Connecting the Particle Photon to the MyoWare board is fairly straightforward. For this step, you will need to solder the connections between the Particle Photon and the MyoWare board. Make sure you have strong connections such that the cables don't break while wearing the device. To avoid breaks, I recommend braiding the cables before soldering them into the Photon.
- Solder a wire into the "+" port of the MyoWare board, then solder the other end of the cable into the Photon's "3v3" pin.
- Solder a wire into the "-" port of the MyoWare board, then solder the other end of the cable into the Photon's "GND" pin.

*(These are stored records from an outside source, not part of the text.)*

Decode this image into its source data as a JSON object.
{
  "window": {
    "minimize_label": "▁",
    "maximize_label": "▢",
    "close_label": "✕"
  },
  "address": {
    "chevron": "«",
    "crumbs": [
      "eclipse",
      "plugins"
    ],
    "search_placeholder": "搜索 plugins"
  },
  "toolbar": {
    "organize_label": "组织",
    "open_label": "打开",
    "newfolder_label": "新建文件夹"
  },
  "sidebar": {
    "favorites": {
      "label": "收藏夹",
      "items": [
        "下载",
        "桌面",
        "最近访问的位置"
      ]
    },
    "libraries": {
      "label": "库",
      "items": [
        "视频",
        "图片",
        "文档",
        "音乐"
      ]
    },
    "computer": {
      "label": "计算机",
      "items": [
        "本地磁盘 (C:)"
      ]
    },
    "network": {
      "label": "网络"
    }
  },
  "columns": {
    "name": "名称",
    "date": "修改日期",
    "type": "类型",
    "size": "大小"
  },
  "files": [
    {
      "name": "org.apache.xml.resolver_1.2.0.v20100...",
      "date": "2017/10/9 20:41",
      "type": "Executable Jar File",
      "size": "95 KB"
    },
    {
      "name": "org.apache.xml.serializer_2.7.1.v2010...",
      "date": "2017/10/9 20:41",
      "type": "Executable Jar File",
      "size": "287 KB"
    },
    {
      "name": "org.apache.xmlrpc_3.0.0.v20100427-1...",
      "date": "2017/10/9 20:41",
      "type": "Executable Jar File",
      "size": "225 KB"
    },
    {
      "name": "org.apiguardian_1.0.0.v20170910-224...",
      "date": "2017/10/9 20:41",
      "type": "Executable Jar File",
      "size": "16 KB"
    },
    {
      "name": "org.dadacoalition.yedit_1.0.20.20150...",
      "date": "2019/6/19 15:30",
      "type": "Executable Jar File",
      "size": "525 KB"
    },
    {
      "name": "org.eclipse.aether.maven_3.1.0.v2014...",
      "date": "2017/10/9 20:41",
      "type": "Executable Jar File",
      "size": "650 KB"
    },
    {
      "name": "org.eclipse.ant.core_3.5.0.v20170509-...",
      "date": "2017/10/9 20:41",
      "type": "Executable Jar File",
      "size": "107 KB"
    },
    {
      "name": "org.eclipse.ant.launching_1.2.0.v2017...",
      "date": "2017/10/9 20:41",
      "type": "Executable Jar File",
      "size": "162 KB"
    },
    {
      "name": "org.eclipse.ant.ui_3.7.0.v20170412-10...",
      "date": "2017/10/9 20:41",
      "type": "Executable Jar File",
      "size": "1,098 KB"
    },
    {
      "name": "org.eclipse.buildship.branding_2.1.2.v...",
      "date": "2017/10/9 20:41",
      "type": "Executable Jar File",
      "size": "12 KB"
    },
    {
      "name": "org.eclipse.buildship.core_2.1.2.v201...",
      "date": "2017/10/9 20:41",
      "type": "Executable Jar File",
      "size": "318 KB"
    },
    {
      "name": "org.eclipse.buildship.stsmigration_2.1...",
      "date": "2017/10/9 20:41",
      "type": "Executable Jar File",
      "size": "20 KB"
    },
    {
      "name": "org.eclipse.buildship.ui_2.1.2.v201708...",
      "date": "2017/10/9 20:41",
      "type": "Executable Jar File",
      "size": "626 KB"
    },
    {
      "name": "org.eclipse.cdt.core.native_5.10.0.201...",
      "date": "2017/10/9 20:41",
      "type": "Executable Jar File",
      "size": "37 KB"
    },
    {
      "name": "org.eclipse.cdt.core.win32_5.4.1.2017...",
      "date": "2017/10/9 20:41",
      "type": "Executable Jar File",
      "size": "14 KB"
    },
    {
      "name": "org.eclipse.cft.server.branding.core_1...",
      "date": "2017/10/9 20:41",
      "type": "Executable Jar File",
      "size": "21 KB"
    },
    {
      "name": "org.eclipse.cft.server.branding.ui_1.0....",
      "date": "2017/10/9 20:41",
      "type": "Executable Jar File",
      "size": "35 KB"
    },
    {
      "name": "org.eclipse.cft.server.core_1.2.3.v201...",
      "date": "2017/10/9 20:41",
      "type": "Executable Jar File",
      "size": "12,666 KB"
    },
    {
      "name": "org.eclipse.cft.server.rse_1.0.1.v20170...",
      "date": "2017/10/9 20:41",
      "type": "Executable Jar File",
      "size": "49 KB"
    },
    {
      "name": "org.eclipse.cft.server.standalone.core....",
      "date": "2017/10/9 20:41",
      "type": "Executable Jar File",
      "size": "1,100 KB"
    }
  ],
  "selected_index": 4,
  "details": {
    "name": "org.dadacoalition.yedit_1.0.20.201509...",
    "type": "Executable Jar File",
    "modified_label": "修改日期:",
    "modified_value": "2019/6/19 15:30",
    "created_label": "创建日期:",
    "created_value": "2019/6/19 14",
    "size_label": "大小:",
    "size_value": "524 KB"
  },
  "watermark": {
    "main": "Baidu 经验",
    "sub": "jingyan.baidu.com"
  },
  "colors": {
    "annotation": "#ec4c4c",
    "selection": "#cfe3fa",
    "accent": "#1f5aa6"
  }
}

- Solder a wire into the "SIG" port of the MyoWare board, then solder the other end of the cable into the Photon's "A0" pin.

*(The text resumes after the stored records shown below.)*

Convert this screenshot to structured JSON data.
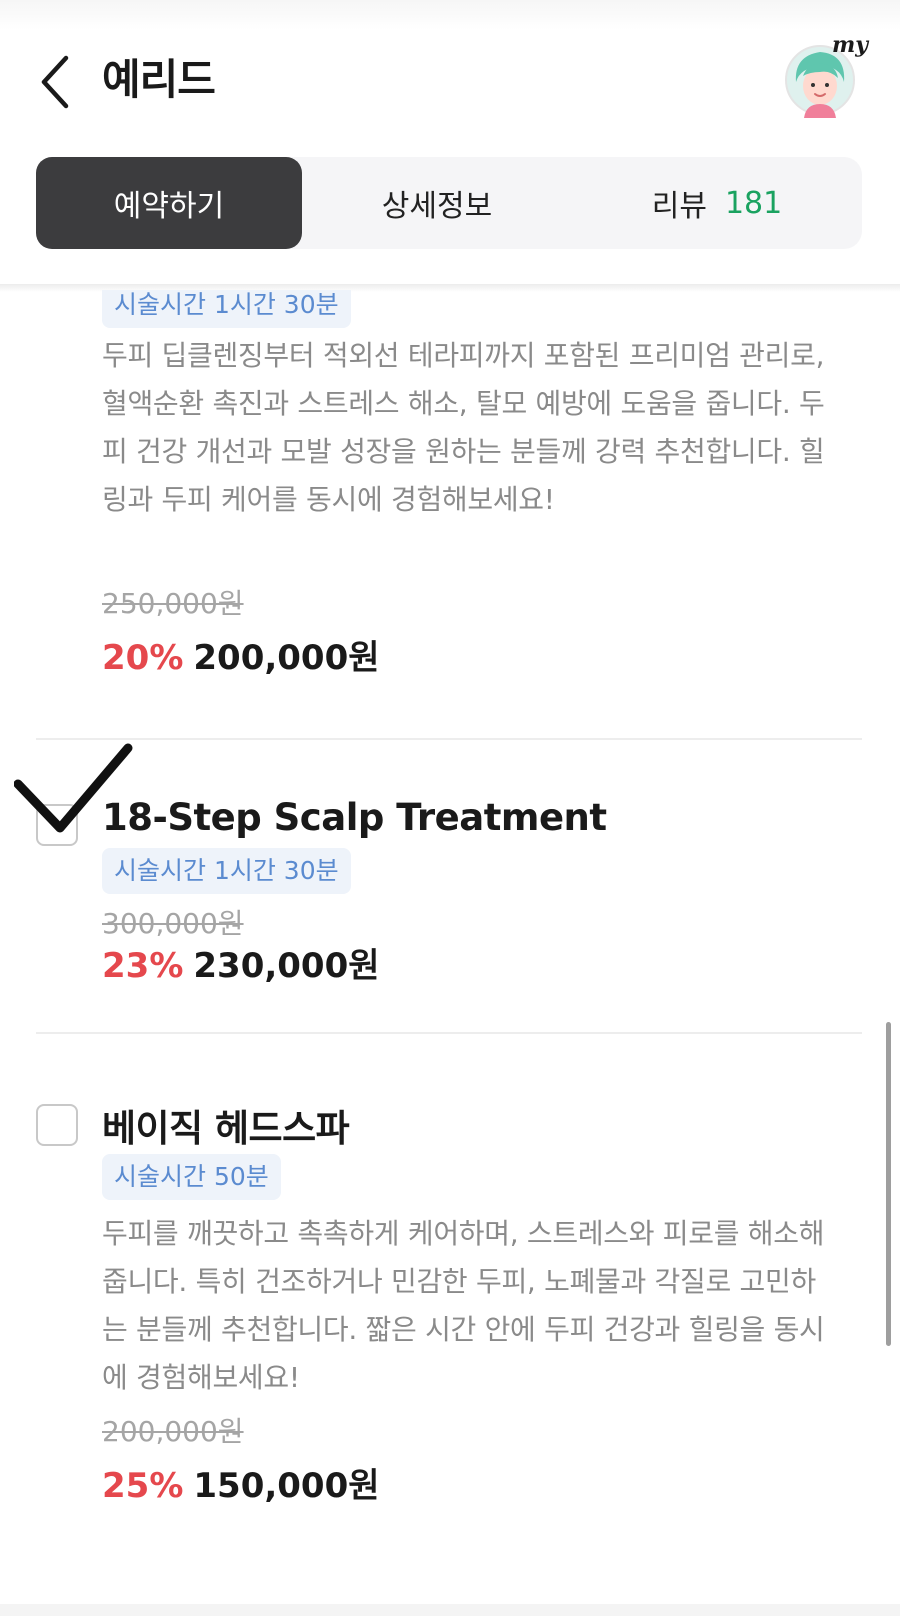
{
  "header": {
    "title": "예리드",
    "avatar_text": "my"
  },
  "tabs": [
    {
      "label": "예약하기",
      "active": true
    },
    {
      "label": "상세정보",
      "active": false
    },
    {
      "label": "리뷰",
      "count": "181",
      "active": false
    }
  ],
  "items": [
    {
      "duration": "시술시간 1시간 30분",
      "description": "두피 딥클렌징부터 적외선 테라피까지 포함된 프리미엄 관리로, 혈액순환 촉진과 스트레스 해소, 탈모 예방에 도움을 줍니다. 두피 건강 개선과 모발 성장을 원하는 분들께 강력 추천합니다. 힐링과 두피 케어를 동시에 경험해보세요!",
      "original_price": "250,000원",
      "discount": "20%",
      "price": "200,000원"
    },
    {
      "name": "18-Step Scalp Treatment",
      "duration": "시술시간 1시간 30분",
      "original_price": "300,000원",
      "discount": "23%",
      "price": "230,000원",
      "checked_mark": true
    },
    {
      "name": "베이직 헤드스파",
      "duration": "시술시간 50분",
      "description": "두피를 깨끗하고 촉촉하게 케어하며, 스트레스와 피로를 해소해줍니다. 특히 건조하거나 민감한 두피, 노폐물과 각질로 고민하는 분들께 추천합니다. 짧은 시간 안에 두피 건강과 힐링을 동시에 경험해보세요!",
      "original_price": "200,000원",
      "discount": "25%",
      "price": "150,000원"
    }
  ],
  "colors": {
    "active_tab_bg": "#3c3c3e",
    "review_count": "#1aa260",
    "discount": "#e5484d",
    "badge_text": "#5b8bd0",
    "badge_bg": "#eef3fa"
  },
  "icons": [
    "back-arrow-icon",
    "avatar-icon",
    "checkmark-icon"
  ]
}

Step 2: Uploading Code to the Particle Photon
Using the Particle Photon's IDE, Upload the .ino file. Place the MyoWare board on a muscle group and check the values to make sure your device is working. When looking at the code you'll notice that there's a "threshold" variable already set, this variable is the minimum value the MyoWare reads from my muscle when I raise my eyebrow fully. I also set the variable to "600" because it allowed me to have normal conversations while wearing the MyoWare without creating any false positives (accidental triggering), you may want to play around with the values until you find the desired threshold for your uses.

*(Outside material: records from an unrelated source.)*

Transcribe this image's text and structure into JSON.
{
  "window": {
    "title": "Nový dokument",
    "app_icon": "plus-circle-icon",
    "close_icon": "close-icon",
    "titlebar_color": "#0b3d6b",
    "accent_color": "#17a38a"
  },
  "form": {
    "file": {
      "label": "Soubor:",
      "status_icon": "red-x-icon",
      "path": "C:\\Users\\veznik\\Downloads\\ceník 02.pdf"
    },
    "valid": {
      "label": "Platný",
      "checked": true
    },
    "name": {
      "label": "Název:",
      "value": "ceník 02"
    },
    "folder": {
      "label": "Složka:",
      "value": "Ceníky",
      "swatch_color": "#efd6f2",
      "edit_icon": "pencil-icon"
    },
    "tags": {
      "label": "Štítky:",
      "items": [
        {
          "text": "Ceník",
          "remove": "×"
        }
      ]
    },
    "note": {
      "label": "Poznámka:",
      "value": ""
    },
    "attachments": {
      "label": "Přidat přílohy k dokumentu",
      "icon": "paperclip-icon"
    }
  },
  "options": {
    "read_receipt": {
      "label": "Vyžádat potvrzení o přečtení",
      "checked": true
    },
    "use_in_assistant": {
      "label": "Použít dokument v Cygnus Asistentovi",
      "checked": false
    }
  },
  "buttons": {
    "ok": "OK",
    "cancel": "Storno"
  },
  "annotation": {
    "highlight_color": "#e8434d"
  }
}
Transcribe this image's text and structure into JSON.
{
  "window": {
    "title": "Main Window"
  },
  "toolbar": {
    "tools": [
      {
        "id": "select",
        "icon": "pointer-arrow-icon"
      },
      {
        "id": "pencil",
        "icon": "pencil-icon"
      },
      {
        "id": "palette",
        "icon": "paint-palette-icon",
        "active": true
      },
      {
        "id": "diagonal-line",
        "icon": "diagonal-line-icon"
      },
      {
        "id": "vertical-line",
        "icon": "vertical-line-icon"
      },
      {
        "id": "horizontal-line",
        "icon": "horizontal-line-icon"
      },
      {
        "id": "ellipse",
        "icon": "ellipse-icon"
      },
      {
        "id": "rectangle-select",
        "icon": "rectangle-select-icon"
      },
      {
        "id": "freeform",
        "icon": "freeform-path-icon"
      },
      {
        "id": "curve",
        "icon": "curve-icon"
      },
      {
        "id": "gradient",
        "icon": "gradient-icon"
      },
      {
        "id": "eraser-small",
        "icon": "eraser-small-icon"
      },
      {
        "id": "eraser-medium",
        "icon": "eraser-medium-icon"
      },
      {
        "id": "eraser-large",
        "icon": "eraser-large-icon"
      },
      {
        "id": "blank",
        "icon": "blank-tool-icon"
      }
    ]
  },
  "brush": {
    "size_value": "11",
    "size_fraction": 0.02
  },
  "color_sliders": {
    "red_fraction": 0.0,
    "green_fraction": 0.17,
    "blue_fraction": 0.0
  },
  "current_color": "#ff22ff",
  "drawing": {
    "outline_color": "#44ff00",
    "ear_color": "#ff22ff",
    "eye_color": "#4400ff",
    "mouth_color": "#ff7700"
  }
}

Step 3: Placement of the MyoWare
For our NASA SUITS project, I selected to place the MyoWare Board above the eyebrow. I was inspired to place the MyoWare there after looking at the "'Sup Brows" project done by Adafruit. After some testing, it became clear that the eyebrows are a great location for this specific project. It's a great location because the sensors wouldn't be affected by the constant muscle movements through the arms, legs, and torso that EVA astronauts do during spacewalks.
Step 4: Connecting the MyoWare With Unity
Now it's time for the final step, let's connect the MyoWare with Unity! Included in this Instructable is the script that you'll need to include into your Unity project. But first, you will need to change a few things in the code. First, you'll need to add the JSON Object Unity plugin into your project. Next, you'll need to add your own device id and access token into line 19: particleURI = "https://api.particle.io/v1/devices/[Insert your device id]/Next?access_token=[Insert your access token]". You can get your device id from the Particle IDE, following figure 2, click on your devices tab (red box) and look under your device name to find your id (blue box). Next, to find your access token click on the settings tab in the IDE.
Step 5: Done!
After finishing your Unity project, you will have an EMG controlled HoloLens!
If you have any in-depth questions, want to learn about human augmentation, want to keep up with my work, or just toss around ideas, please do so on my Twitter:
If you are interested in working with our team for the 2019 - 2020 NASA SUITS challenge, please email me at:
Special thanks to the model in the first picture, Darren, who also tested the design at NASA. Another thanks to my programming partner for the project AJ, who made a lot of this possible.